(INFORMATION SUPPLIED)
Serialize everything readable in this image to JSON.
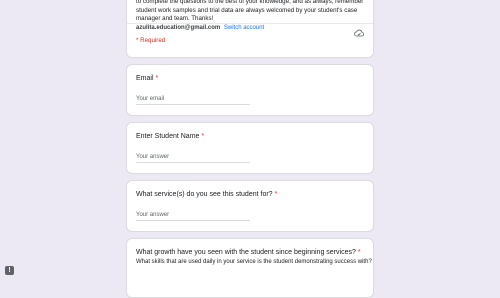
{
  "intro": {
    "text": "to complete the questions to the best of your knowledge, and as always, remember student work samples and trial data are always welcomed by your student's case manager and team. Thanks!"
  },
  "account": {
    "email": "azulita.education@gmail.com",
    "switch_label": "Switch account",
    "icon": "cloud-save-icon"
  },
  "required_note": "* Required",
  "questions": [
    {
      "title": "Email",
      "required_mark": "*",
      "placeholder": "Your email"
    },
    {
      "title": "Enter Student Name",
      "required_mark": "*",
      "placeholder": "Your answer"
    },
    {
      "title": "What service(s) do you see this student for?",
      "required_mark": "*",
      "placeholder": "Your answer"
    },
    {
      "title": "What growth have you seen with the student since beginning services?",
      "required_mark": "*",
      "description": "What skills that are used daily in your service is the student demonstrating success with?"
    }
  ],
  "report_icon": "report-issue-icon"
}
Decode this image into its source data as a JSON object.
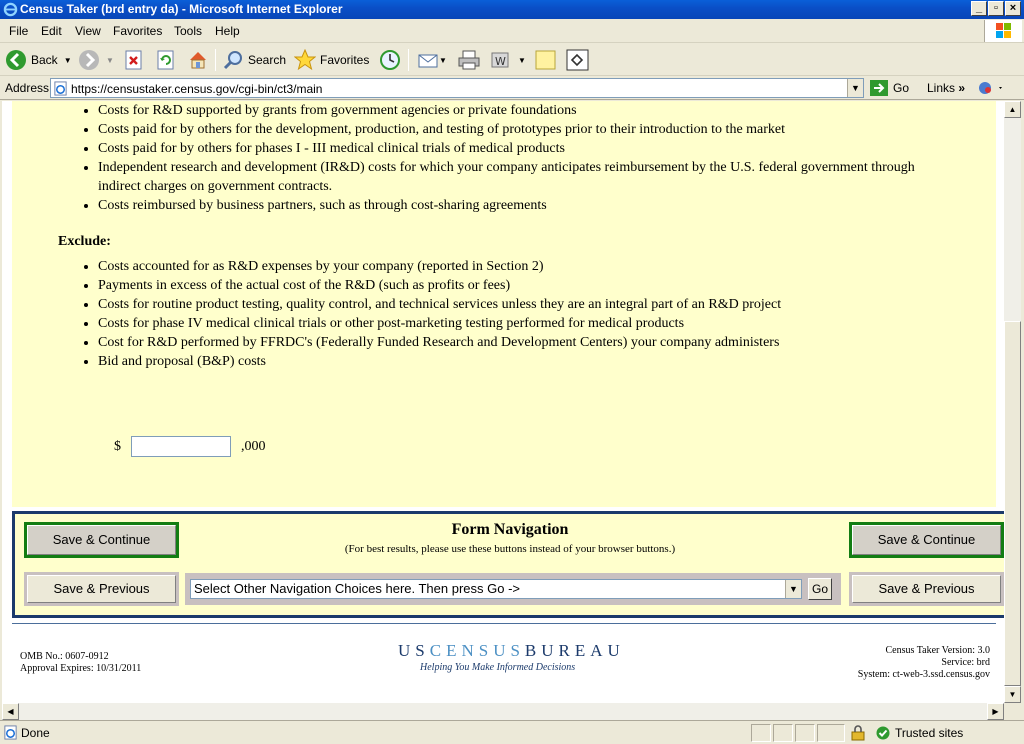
{
  "window": {
    "title": "Census Taker (brd entry da) - Microsoft Internet Explorer"
  },
  "menu": [
    "File",
    "Edit",
    "View",
    "Favorites",
    "Tools",
    "Help"
  ],
  "toolbar": {
    "back": "Back",
    "search": "Search",
    "favorites": "Favorites"
  },
  "address": {
    "label": "Address",
    "url": "https://censustaker.census.gov/cgi-bin/ct3/main",
    "go": "Go",
    "links": "Links"
  },
  "include_items": [
    "Costs for R&D supported by grants from government agencies or private foundations",
    "Costs paid for by others for the development, production, and testing of prototypes prior to their introduction to the market",
    "Costs paid for by others for phases I - III medical clinical trials of medical products",
    "Independent research and development (IR&D) costs for which your company anticipates reimbursement by the U.S. federal government through indirect charges on government contracts.",
    "Costs reimbursed by business partners, such as through cost-sharing agreements"
  ],
  "exclude_label": "Exclude:",
  "exclude_items": [
    "Costs accounted for as R&D expenses by your company (reported in Section 2)",
    "Payments in excess of the actual cost of the R&D (such as profits or fees)",
    "Costs for routine product testing, quality control, and technical services unless they are an integral part of an R&D project",
    "Costs for phase IV medical clinical trials or other post-marketing testing performed for medical products",
    "Cost for R&D performed by FFRDC's (Federally Funded Research and Development Centers) your company administers",
    "Bid and proposal (B&P) costs"
  ],
  "amount": {
    "prefix": "$",
    "suffix": ",000",
    "value": ""
  },
  "nav": {
    "title": "Form Navigation",
    "subtitle": "(For best results, please use these buttons instead of your browser buttons.)",
    "save_continue": "Save & Continue",
    "save_previous": "Save & Previous",
    "select_text": "Select Other Navigation Choices here. Then press Go ->",
    "go": "Go"
  },
  "footer": {
    "omb": "OMB No.: 0607-0912",
    "approval": "Approval Expires: 10/31/2011",
    "logo_us": "US",
    "logo_census": "CENSUS",
    "logo_bureau": "BUREAU",
    "tagline": "Helping You Make Informed Decisions",
    "version": "Census Taker Version: 3.0",
    "service": "Service: brd",
    "system": "System: ct-web-3.ssd.census.gov"
  },
  "status": {
    "text": "Done",
    "zone": "Trusted sites"
  }
}
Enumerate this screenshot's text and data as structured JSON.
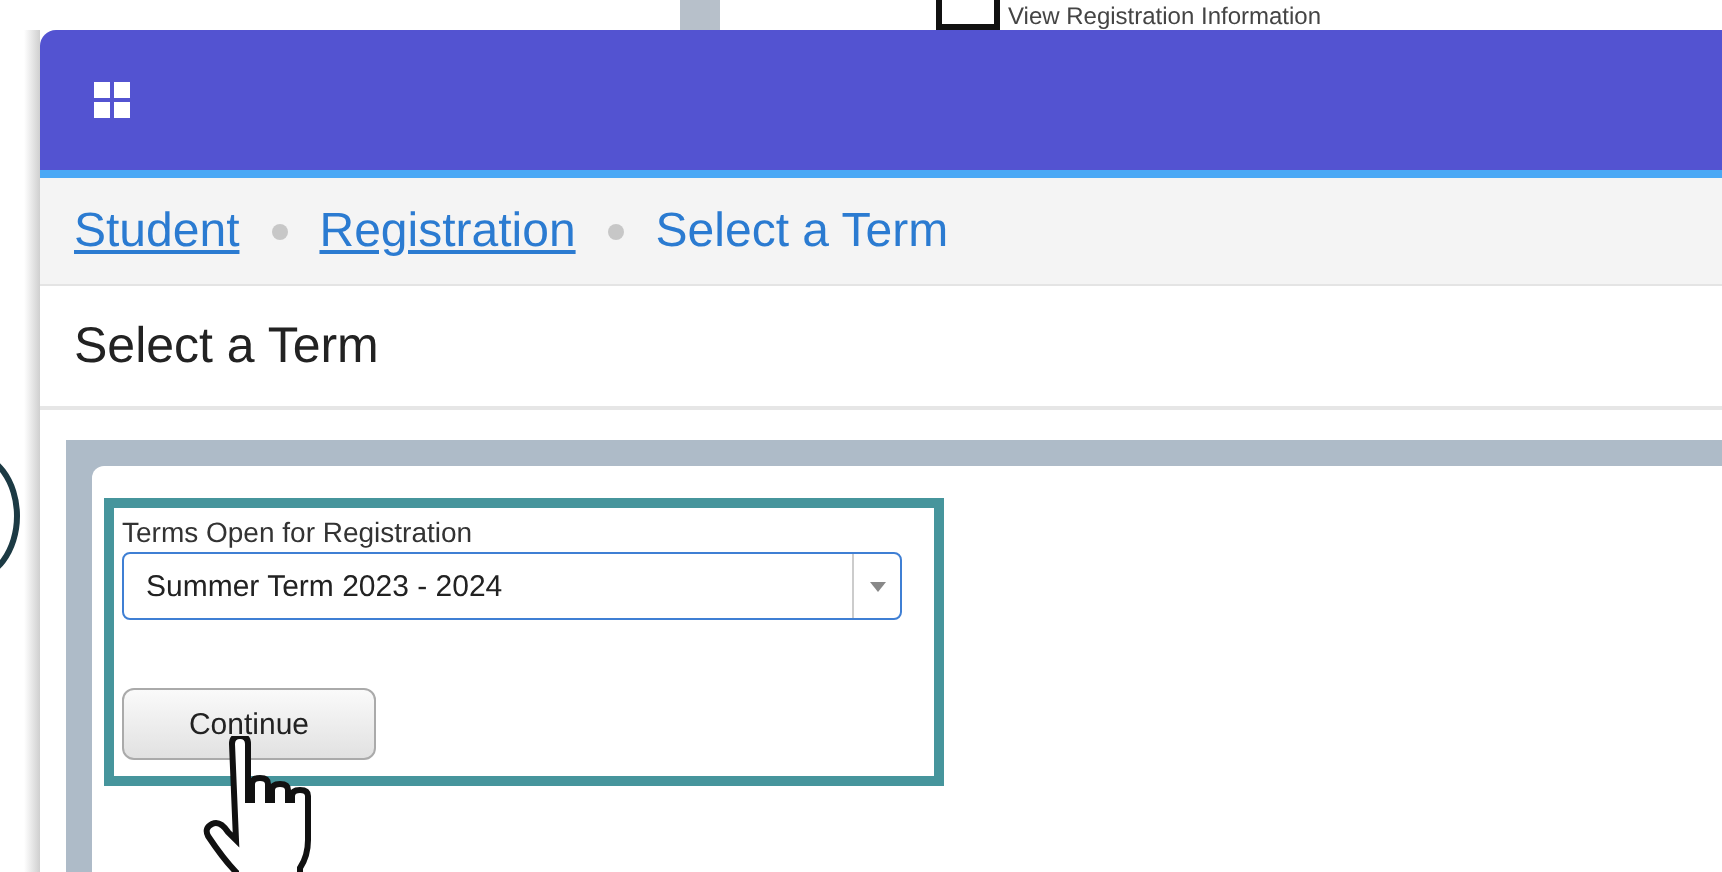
{
  "background_window": {
    "text": "View Registration Information"
  },
  "breadcrumbs": [
    {
      "label": "Student",
      "link": true
    },
    {
      "label": "Registration",
      "link": true
    },
    {
      "label": "Select a Term",
      "link": false
    }
  ],
  "page_title": "Select a Term",
  "form": {
    "label": "Terms Open for Registration",
    "value": "Summer Term 2023 - 2024",
    "button": "Continue"
  }
}
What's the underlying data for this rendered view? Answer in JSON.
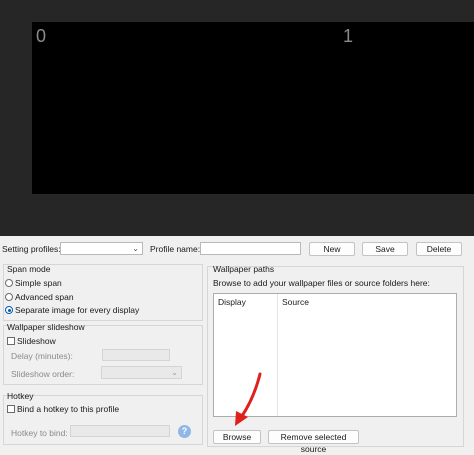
{
  "preview": {
    "display_labels": [
      "0",
      "1"
    ]
  },
  "profiles": {
    "setting_profiles_label": "Setting profiles:",
    "profile_name_label": "Profile name:",
    "new_label": "New",
    "save_label": "Save",
    "delete_label": "Delete",
    "profile_name_value": ""
  },
  "span_mode": {
    "title": "Span mode",
    "options": [
      "Simple span",
      "Advanced span",
      "Separate image for every display"
    ],
    "selected": "Separate image for every display"
  },
  "slideshow": {
    "title": "Wallpaper slideshow",
    "checkbox_label": "Slideshow",
    "checked": false,
    "delay_label": "Delay (minutes):",
    "order_label": "Slideshow order:"
  },
  "hotkey": {
    "title": "Hotkey",
    "checkbox_label": "Bind a hotkey to this profile",
    "checked": false,
    "bind_label": "Hotkey to bind:",
    "help_label": "?"
  },
  "wallpaper_paths": {
    "title": "Wallpaper paths",
    "hint": "Browse to add your wallpaper files or source folders here:",
    "columns": [
      "Display",
      "Source"
    ],
    "browse_label": "Browse",
    "remove_label": "Remove selected source"
  },
  "colors": {
    "accent": "#005fb8",
    "annotation_arrow": "#e0201b"
  },
  "icons": {
    "dropdown": "chevron-down-icon",
    "help": "help-icon",
    "annotation": "red-arrow-annotation"
  }
}
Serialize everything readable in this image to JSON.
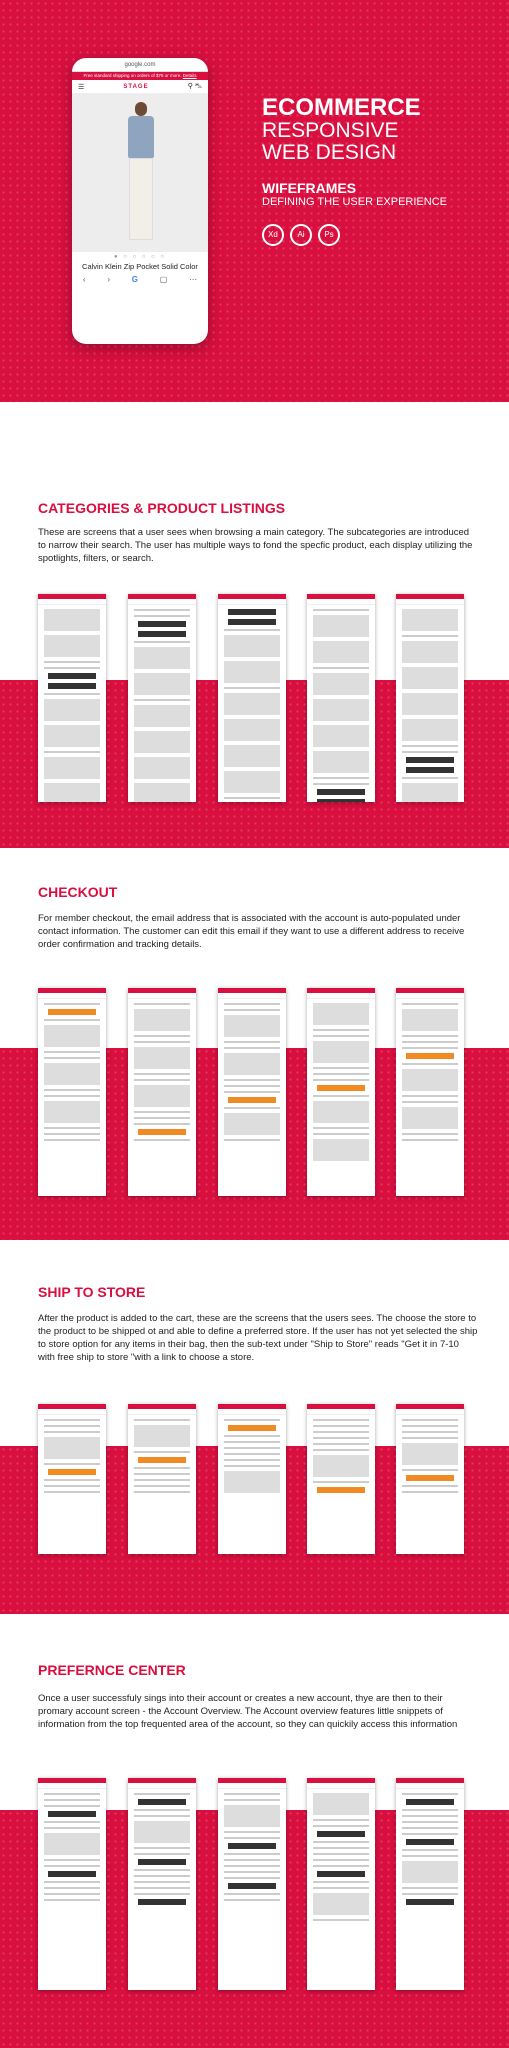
{
  "hero": {
    "url": "google.com",
    "promo": "Free standard shipping on orders of $75 or more.",
    "promo_link": "Details",
    "logo": "STAGE",
    "product_title": "Calvin Klein Zip Pocket Solid Color",
    "title_line1": "ECOMMERCE",
    "title_line2": "RESPONSIVE",
    "title_line3": "WEB DESIGN",
    "wireframes": "WIFEFRAMES",
    "wireframes_sub": "DEFINING THE USER EXPERIENCE",
    "tools": [
      "Xd",
      "Ai",
      "Ps"
    ]
  },
  "sections": [
    {
      "title": "CATEGORIES & PRODUCT LISTINGS",
      "text": "These are screens that a user sees when browsing a main category. The subcategories are introduced to narrow their search. The user has multiple ways to fond the specfic product, each display utilizing the spotlights, filters, or search."
    },
    {
      "title": "CHECKOUT",
      "text": "For member checkout, the email address that is associated with the account is auto-populated under contact information. The customer can edit this email if they want to use a different address to receive order confirmation and tracking details."
    },
    {
      "title": "SHIP TO STORE",
      "text": "After the product is added to the cart, these are the screens that the users sees. The choose the store to the product to be shipped ot and able to define a preferred store. If the user has not yet selected the ship to store option for any items in their bag, then the sub-text under \"Ship to Store\" reads \"Get it in 7-10 with free ship to store \"with a link to choose a store."
    },
    {
      "title": "PREFERNCE CENTER",
      "text": "Once a user successfuly sings into their account or creates a new account, thye are then to their promary account screen - the Account Overview. The Account overview features little snippets of information  from the top frequented area of the account, so they can quickily access this information"
    }
  ],
  "colors": {
    "brand": "#d80f3f",
    "accent": "#f08a24"
  }
}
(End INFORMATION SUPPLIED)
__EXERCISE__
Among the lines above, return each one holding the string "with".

__SOLUTION TO THE PROBLEM__
      "title": "What growth have you seen with the student since beginning services?",
      "description": "What skills that are used daily in your service is the student demonstrating success with?"
      "text": "For member checkout, the email address that is associated with the account is auto-populated under contact information. The customer can edit this email if they want to use a different address to receive order confirmation and tracking details."
      "text": "After the product is added to the cart, these are the screens that the users sees. The choose the store to the product to be shipped ot and able to define a preferred store. If the user has not yet selected the ship to store option for any items in their bag, then the sub-text under \"Ship to Store\" reads \"Get it in 7-10 with free ship to store \"with a link to choose a store."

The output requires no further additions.